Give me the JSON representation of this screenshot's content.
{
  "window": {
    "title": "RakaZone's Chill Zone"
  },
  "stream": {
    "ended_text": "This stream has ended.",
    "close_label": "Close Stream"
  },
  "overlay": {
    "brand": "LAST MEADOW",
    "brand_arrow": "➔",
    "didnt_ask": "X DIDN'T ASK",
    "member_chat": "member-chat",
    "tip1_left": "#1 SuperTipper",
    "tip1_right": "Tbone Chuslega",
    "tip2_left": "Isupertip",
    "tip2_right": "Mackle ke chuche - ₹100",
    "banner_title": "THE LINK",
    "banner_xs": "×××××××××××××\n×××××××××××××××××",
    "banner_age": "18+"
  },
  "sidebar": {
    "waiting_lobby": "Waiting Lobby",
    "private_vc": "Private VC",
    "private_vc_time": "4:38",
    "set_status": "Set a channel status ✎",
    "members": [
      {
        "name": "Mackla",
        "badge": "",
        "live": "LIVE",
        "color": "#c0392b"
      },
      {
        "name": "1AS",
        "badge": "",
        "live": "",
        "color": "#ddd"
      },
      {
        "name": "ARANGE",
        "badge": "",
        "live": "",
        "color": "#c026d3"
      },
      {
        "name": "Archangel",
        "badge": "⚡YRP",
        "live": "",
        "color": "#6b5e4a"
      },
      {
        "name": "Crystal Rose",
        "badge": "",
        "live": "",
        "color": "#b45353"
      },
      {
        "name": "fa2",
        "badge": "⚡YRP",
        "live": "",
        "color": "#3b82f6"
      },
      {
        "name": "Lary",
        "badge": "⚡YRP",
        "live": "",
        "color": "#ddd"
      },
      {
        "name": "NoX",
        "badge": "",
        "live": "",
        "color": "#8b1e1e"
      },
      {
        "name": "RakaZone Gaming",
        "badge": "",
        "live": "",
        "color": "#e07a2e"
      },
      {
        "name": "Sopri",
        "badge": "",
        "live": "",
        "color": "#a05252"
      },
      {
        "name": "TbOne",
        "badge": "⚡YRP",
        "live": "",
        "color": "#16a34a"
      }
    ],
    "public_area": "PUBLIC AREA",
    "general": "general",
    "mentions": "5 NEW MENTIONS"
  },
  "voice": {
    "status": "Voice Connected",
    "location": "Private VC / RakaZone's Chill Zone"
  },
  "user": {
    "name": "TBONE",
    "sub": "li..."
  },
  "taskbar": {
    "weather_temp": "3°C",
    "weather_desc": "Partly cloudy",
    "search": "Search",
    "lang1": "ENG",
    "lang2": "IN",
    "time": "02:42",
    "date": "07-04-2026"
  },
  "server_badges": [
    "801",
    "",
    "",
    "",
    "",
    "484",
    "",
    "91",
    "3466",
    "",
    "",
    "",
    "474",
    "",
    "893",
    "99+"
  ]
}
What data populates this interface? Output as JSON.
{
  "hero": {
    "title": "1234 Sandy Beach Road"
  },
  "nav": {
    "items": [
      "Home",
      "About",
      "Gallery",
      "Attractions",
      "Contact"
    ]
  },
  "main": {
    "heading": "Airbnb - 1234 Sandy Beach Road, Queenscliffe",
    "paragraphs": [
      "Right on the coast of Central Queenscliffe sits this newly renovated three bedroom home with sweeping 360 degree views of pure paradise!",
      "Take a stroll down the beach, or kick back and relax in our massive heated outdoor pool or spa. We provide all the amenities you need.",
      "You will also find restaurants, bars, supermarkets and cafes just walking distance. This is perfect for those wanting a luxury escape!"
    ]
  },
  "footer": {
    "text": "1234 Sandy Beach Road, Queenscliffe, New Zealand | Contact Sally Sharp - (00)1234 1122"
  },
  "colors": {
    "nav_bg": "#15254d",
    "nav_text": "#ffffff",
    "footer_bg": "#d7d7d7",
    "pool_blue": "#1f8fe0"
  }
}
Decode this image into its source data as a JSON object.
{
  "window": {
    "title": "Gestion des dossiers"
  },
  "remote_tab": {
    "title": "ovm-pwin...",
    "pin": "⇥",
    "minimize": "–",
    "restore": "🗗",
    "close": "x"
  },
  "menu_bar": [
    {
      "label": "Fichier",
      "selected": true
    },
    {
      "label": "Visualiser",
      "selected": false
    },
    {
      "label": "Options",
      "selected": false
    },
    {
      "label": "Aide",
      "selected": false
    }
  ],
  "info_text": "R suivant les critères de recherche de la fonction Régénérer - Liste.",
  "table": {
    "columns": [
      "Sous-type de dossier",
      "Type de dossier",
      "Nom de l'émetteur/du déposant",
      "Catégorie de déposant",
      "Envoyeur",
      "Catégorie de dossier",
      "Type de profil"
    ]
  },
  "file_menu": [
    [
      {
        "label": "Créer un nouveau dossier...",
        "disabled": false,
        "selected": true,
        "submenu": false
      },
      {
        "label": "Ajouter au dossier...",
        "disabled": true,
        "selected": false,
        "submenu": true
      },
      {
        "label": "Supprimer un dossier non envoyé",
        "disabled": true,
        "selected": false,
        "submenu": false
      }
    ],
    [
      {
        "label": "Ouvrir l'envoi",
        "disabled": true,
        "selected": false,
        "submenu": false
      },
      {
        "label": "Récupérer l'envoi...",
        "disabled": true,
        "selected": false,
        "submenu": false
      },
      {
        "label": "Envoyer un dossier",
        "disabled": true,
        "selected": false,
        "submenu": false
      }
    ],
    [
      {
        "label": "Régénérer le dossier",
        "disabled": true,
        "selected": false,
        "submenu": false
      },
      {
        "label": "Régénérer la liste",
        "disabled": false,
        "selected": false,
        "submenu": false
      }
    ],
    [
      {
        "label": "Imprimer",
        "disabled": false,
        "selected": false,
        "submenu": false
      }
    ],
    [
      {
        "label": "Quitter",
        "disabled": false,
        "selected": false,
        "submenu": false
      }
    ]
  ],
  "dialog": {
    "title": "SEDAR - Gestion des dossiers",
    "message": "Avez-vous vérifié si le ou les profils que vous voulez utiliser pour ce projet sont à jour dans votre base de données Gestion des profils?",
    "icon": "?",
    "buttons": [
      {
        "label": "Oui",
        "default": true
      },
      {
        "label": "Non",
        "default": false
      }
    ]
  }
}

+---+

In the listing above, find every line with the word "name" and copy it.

        "name": "Mackla",
        "name": "1AS",
        "name": "ARANGE",
        "name": "Archangel",
        "name": "Crystal Rose",
        "name": "fa2",
        "name": "Lary",
        "name": "NoX",
        "name": "RakaZone Gaming",
        "name": "Sopri",
        "name": "TbOne",
    "name": "TBONE",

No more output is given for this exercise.